### ASSIGNMENT
All records below are to be repeated exactly, with the pictures left out.

Web page and app entries:
* * *

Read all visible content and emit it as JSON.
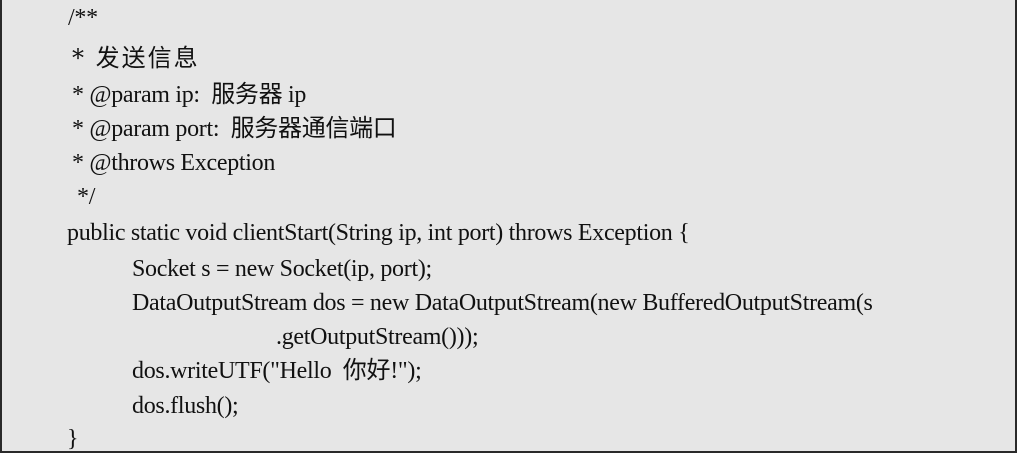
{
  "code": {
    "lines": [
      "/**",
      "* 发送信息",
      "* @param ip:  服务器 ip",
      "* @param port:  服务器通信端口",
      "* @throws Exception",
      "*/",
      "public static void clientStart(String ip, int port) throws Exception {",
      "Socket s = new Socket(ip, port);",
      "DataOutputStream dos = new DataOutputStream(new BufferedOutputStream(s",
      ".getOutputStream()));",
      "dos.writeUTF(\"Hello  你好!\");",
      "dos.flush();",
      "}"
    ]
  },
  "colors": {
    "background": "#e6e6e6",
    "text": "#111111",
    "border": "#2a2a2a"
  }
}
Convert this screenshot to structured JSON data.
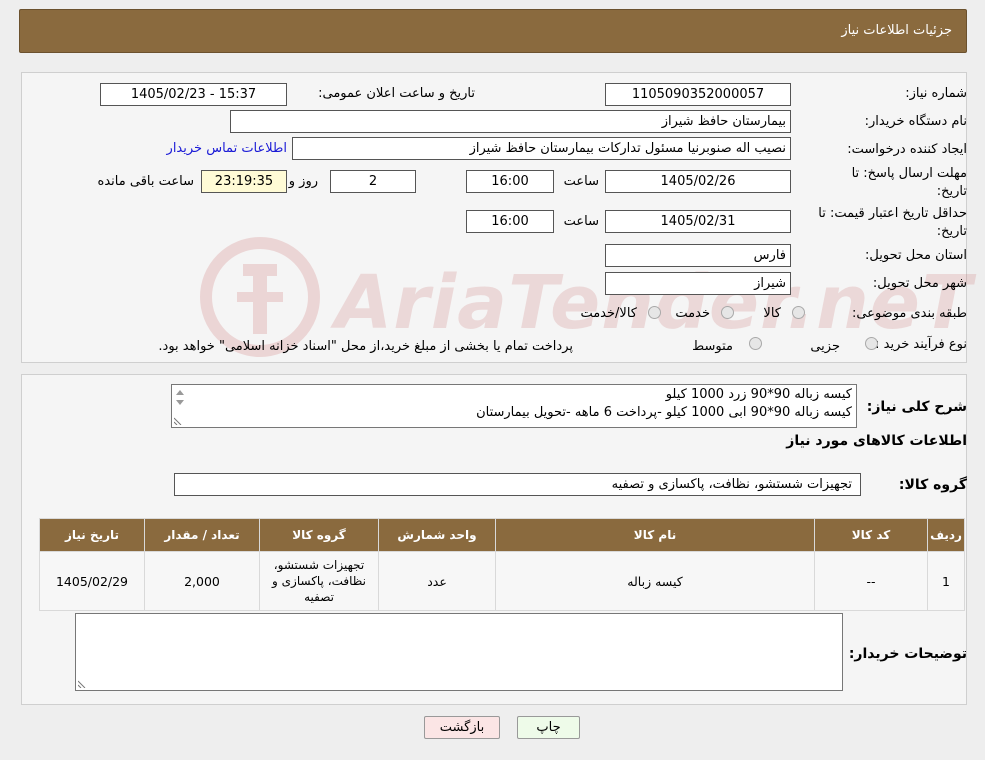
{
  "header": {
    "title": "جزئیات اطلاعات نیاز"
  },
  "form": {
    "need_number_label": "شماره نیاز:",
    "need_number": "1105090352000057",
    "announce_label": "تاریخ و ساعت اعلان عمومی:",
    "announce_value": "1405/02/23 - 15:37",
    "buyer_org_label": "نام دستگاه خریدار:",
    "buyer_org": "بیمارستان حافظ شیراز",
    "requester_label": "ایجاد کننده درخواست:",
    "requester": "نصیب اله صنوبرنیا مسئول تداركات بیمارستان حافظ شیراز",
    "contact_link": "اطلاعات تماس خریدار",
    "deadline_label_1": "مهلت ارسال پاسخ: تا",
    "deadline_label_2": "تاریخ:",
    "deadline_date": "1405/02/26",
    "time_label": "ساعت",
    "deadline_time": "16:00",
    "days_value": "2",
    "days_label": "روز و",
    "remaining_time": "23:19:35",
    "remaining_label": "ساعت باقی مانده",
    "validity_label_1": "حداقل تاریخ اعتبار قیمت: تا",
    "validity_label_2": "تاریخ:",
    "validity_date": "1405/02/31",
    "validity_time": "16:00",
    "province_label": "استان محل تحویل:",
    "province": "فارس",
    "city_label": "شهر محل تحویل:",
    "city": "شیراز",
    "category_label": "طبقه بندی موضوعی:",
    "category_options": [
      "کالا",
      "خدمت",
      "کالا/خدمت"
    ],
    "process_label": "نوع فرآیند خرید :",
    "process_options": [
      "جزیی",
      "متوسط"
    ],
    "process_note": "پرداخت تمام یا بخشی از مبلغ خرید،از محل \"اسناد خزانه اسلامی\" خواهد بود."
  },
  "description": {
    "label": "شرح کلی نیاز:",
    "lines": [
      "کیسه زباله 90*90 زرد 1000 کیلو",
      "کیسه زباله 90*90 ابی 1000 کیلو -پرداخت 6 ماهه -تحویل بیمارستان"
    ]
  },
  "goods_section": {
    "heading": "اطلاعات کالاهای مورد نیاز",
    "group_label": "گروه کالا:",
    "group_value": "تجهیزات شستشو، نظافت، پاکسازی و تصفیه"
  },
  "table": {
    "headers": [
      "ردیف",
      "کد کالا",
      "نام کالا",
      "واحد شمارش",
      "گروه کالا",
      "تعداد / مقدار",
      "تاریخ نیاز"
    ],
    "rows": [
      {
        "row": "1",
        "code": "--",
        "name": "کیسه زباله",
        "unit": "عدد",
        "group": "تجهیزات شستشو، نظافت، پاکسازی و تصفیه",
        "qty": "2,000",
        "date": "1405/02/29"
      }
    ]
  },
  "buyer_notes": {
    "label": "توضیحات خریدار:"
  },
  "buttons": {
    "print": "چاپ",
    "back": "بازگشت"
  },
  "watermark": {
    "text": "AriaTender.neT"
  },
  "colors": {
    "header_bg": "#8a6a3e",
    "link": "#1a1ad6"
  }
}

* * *

### PROBLEM SOLUTION
Read all visible content and emit it as JSON.
{
  "code": {
    "lines": [
      "/**",
      "* 发送信息",
      "* @param ip:  服务器 ip",
      "* @param port:  服务器通信端口",
      "* @throws Exception",
      "*/",
      "public static void clientStart(String ip, int port) throws Exception {",
      "Socket s = new Socket(ip, port);",
      "DataOutputStream dos = new DataOutputStream(new BufferedOutputStream(s",
      ".getOutputStream()));",
      "dos.writeUTF(\"Hello  你好!\");",
      "dos.flush();",
      "}"
    ]
  },
  "colors": {
    "background": "#e6e6e6",
    "text": "#111111",
    "border": "#2a2a2a"
  }
}
Convert this screenshot to structured JSON data.
{
  "header": {
    "title": "جزئیات اطلاعات نیاز"
  },
  "form": {
    "need_number_label": "شماره نیاز:",
    "need_number": "1105090352000057",
    "announce_label": "تاریخ و ساعت اعلان عمومی:",
    "announce_value": "1405/02/23 - 15:37",
    "buyer_org_label": "نام دستگاه خریدار:",
    "buyer_org": "بیمارستان حافظ شیراز",
    "requester_label": "ایجاد کننده درخواست:",
    "requester": "نصیب اله صنوبرنیا مسئول تداركات بیمارستان حافظ شیراز",
    "contact_link": "اطلاعات تماس خریدار",
    "deadline_label_1": "مهلت ارسال پاسخ: تا",
    "deadline_label_2": "تاریخ:",
    "deadline_date": "1405/02/26",
    "time_label": "ساعت",
    "deadline_time": "16:00",
    "days_value": "2",
    "days_label": "روز و",
    "remaining_time": "23:19:35",
    "remaining_label": "ساعت باقی مانده",
    "validity_label_1": "حداقل تاریخ اعتبار قیمت: تا",
    "validity_label_2": "تاریخ:",
    "validity_date": "1405/02/31",
    "validity_time": "16:00",
    "province_label": "استان محل تحویل:",
    "province": "فارس",
    "city_label": "شهر محل تحویل:",
    "city": "شیراز",
    "category_label": "طبقه بندی موضوعی:",
    "category_options": [
      "کالا",
      "خدمت",
      "کالا/خدمت"
    ],
    "process_label": "نوع فرآیند خرید :",
    "process_options": [
      "جزیی",
      "متوسط"
    ],
    "process_note": "پرداخت تمام یا بخشی از مبلغ خرید،از محل \"اسناد خزانه اسلامی\" خواهد بود."
  },
  "description": {
    "label": "شرح کلی نیاز:",
    "lines": [
      "کیسه زباله 90*90 زرد 1000 کیلو",
      "کیسه زباله 90*90 ابی 1000 کیلو -پرداخت 6 ماهه -تحویل بیمارستان"
    ]
  },
  "goods_section": {
    "heading": "اطلاعات کالاهای مورد نیاز",
    "group_label": "گروه کالا:",
    "group_value": "تجهیزات شستشو، نظافت، پاکسازی و تصفیه"
  },
  "table": {
    "headers": [
      "ردیف",
      "کد کالا",
      "نام کالا",
      "واحد شمارش",
      "گروه کالا",
      "تعداد / مقدار",
      "تاریخ نیاز"
    ],
    "rows": [
      {
        "row": "1",
        "code": "--",
        "name": "کیسه زباله",
        "unit": "عدد",
        "group": "تجهیزات شستشو، نظافت، پاکسازی و تصفیه",
        "qty": "2,000",
        "date": "1405/02/29"
      }
    ]
  },
  "buyer_notes": {
    "label": "توضیحات خریدار:"
  },
  "buttons": {
    "print": "چاپ",
    "back": "بازگشت"
  },
  "watermark": {
    "text": "AriaTender.neT"
  },
  "colors": {
    "header_bg": "#8a6a3e",
    "link": "#1a1ad6"
  }
}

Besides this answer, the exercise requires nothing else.